This Government has reviewed New Zealand's position on the Declaration. The statement of support acknowledges these areas are difficult and challenging but notes the aspirational spirit of the Declaration and affirms to continually progress these, alongside Maori, within the current legal and constitutional frameworks of New Zealand.

Many of the rights in the Declaration have been enjoyed in New Zealand for years.
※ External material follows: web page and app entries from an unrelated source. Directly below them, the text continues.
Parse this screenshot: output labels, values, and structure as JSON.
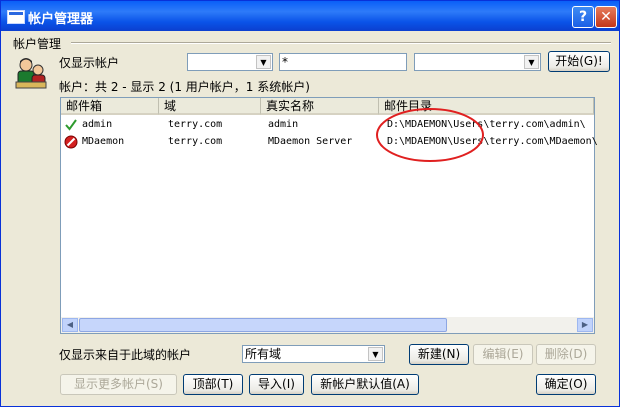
{
  "window": {
    "title": "帐户管理器",
    "help": "?",
    "close": "✕"
  },
  "group": {
    "label": "帐户管理"
  },
  "filter": {
    "label": "仅显示帐户",
    "dropdown1_value": "",
    "text_value": "*",
    "dropdown2_value": "",
    "start_button": "开始(G)!"
  },
  "summary": "帐户：共 2 - 显示 2 (1 用户帐户，1 系统帐户)",
  "columns": [
    "邮件箱",
    "域",
    "真实名称",
    "邮件目录"
  ],
  "rows": [
    {
      "mailbox": "admin",
      "domain": "terry.com",
      "realname": "admin",
      "dir": "D:\\MDAEMON\\Users\\terry.com\\admin\\",
      "icon": "check-icon"
    },
    {
      "mailbox": "MDaemon",
      "domain": "terry.com",
      "realname": "MDaemon Server",
      "dir": "D:\\MDAEMON\\Users\\terry.com\\MDaemon\\",
      "icon": "system-account-icon"
    }
  ],
  "domain_filter": {
    "label": "仅显示来自于此域的帐户",
    "value": "所有域"
  },
  "buttons": {
    "new": "新建(N)",
    "edit": "编辑(E)",
    "delete": "删除(D)",
    "show_more": "显示更多帐户(S)",
    "top": "顶部(T)",
    "import": "导入(I)",
    "defaults": "新帐户默认值(A)",
    "ok": "确定(O)"
  },
  "colors": {
    "title_bar": "#0A5FF7",
    "annotation_circle": "#E02020",
    "face": "#ECE9D8"
  }
}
For example the Declaration includes rights of indigenous peoples to:

  • full enjoyment of all human rights and fundamental freedoms without discrimination (Articles 1 and 2);
  • live in freedom, peace and security as distinct peoples (Article 7);
  • practise and revitalise their cultural traditions and customs (Article 11);
  • practise and teach their spiritual and religious traditions (Article 12);
  • participate in decisions in matters that affect their rights (Article 18);
  • improvement of economic and social conditions without discrimination (Article 21).

Does support for the Declaration change the Treaty settlements process?

The Treaty settlements process and the goal of settling all Treaty claims by 2014, remain in place.

Will Māori get a veto right on government decisions?

The Treaty of Waitangi continues to be the basis for the Crown-Māori relationship.  In some instances this does involve mutual agreement on proposals, notably Treaty claim settlements, but right of veto is not conferred.

What does support mean for the review of the Foreshore and Seabed Act?

The Government has released a public consultation document setting out options for a possible replacement of the Foreshore and Seabed Act 2004.  The Government will consider submissions and reach a final view once the consultation process has been reported on.  Support for the Declaration has no direct bearing on the review.